### RECORDED DATA
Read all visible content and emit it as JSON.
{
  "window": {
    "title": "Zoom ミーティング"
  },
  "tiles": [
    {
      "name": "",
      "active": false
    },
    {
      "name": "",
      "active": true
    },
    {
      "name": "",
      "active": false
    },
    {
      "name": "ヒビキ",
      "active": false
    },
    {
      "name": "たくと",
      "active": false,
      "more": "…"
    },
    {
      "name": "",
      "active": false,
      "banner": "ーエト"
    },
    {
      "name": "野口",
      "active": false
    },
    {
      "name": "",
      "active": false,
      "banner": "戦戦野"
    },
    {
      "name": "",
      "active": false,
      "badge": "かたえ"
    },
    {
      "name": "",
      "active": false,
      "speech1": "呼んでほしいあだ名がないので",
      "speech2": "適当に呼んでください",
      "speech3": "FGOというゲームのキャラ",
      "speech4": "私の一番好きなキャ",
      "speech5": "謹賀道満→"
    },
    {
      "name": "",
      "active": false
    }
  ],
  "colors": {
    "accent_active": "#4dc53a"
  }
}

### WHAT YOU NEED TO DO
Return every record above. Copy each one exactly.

### ANSWER TO THIS EXERCISE
Read all visible content and emit it as JSON.
{
  "window": {
    "title": "Zoom ミーティング"
  },
  "tiles": [
    {
      "name": "",
      "active": false
    },
    {
      "name": "",
      "active": true
    },
    {
      "name": "",
      "active": false
    },
    {
      "name": "ヒビキ",
      "active": false
    },
    {
      "name": "たくと",
      "active": false,
      "more": "…"
    },
    {
      "name": "",
      "active": false,
      "banner": "ーエト"
    },
    {
      "name": "野口",
      "active": false
    },
    {
      "name": "",
      "active": false,
      "banner": "戦戦野"
    },
    {
      "name": "",
      "active": false,
      "badge": "かたえ"
    },
    {
      "name": "",
      "active": false,
      "speech1": "呼んでほしいあだ名がないので",
      "speech2": "適当に呼んでください",
      "speech3": "FGOというゲームのキャラ",
      "speech4": "私の一番好きなキャ",
      "speech5": "謹賀道満→"
    },
    {
      "name": "",
      "active": false
    }
  ],
  "colors": {
    "accent_active": "#4dc53a"
  }
}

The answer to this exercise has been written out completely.